**What is required**
Only the number is requested. Tally the lines of the data that hold the string "Open".

**Page and application data records**

=-=-=-=-=

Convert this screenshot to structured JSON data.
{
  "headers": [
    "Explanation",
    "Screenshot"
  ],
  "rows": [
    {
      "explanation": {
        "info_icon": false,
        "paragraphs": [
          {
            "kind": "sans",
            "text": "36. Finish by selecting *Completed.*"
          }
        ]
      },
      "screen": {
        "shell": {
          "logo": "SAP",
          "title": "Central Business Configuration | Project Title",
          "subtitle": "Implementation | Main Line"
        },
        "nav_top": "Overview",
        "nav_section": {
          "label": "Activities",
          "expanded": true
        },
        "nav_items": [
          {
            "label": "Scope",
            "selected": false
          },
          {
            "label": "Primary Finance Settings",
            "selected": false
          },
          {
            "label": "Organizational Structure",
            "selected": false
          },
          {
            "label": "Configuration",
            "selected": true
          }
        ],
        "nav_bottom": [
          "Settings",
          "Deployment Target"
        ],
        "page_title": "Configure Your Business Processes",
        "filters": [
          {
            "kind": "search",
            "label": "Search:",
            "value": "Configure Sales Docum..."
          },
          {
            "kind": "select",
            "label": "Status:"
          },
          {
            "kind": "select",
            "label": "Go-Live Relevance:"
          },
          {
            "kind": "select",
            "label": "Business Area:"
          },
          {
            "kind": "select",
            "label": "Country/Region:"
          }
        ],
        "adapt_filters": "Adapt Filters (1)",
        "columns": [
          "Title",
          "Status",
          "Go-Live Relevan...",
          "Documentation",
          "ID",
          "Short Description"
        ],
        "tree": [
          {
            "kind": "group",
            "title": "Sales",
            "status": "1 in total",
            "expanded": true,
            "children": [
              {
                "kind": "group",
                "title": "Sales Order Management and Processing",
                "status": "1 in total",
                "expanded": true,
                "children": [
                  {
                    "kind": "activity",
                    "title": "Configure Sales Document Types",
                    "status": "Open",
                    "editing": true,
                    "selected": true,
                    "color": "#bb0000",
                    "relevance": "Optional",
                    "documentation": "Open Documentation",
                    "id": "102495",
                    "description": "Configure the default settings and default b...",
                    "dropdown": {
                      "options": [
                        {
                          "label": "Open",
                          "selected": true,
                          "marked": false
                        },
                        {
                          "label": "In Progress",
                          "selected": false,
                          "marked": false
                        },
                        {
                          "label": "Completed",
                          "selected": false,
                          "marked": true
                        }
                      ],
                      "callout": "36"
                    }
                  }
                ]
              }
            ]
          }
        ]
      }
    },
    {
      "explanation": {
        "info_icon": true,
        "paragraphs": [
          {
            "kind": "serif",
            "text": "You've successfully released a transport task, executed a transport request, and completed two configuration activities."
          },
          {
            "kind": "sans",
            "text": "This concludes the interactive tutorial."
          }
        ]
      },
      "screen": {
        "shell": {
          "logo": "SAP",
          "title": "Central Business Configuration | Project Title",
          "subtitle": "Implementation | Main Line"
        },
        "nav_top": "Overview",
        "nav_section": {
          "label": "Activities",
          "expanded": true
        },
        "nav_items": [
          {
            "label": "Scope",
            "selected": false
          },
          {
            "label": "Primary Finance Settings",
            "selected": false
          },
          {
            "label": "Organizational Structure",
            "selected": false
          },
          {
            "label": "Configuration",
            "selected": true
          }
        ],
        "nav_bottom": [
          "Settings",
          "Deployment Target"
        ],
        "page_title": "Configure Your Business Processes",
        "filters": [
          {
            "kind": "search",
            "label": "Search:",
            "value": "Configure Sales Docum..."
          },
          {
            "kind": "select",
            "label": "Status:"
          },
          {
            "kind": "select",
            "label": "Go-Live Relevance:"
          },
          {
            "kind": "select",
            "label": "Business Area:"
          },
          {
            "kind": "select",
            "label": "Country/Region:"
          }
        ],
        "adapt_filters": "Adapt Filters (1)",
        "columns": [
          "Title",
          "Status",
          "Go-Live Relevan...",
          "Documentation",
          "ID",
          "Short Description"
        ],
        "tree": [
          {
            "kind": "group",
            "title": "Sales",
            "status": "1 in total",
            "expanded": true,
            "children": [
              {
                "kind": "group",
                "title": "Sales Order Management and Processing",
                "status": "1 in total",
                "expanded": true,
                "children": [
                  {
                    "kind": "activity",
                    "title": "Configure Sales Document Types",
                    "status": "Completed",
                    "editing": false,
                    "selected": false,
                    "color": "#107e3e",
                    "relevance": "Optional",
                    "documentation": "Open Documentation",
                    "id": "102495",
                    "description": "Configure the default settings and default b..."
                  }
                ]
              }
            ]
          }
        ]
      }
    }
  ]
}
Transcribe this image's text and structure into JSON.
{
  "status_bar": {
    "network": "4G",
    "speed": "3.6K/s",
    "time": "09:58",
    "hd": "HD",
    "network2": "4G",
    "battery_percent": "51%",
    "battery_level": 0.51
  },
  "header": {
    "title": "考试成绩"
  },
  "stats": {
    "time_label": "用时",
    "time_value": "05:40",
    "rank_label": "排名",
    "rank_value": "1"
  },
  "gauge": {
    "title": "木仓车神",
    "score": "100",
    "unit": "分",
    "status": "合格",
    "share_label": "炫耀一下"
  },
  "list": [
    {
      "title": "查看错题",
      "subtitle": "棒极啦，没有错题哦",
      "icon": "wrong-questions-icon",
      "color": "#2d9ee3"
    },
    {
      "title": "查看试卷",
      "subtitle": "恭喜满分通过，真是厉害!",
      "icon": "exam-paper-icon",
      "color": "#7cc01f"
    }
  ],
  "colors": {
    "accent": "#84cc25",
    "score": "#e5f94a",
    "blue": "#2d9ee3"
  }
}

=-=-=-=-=

**Response area**
4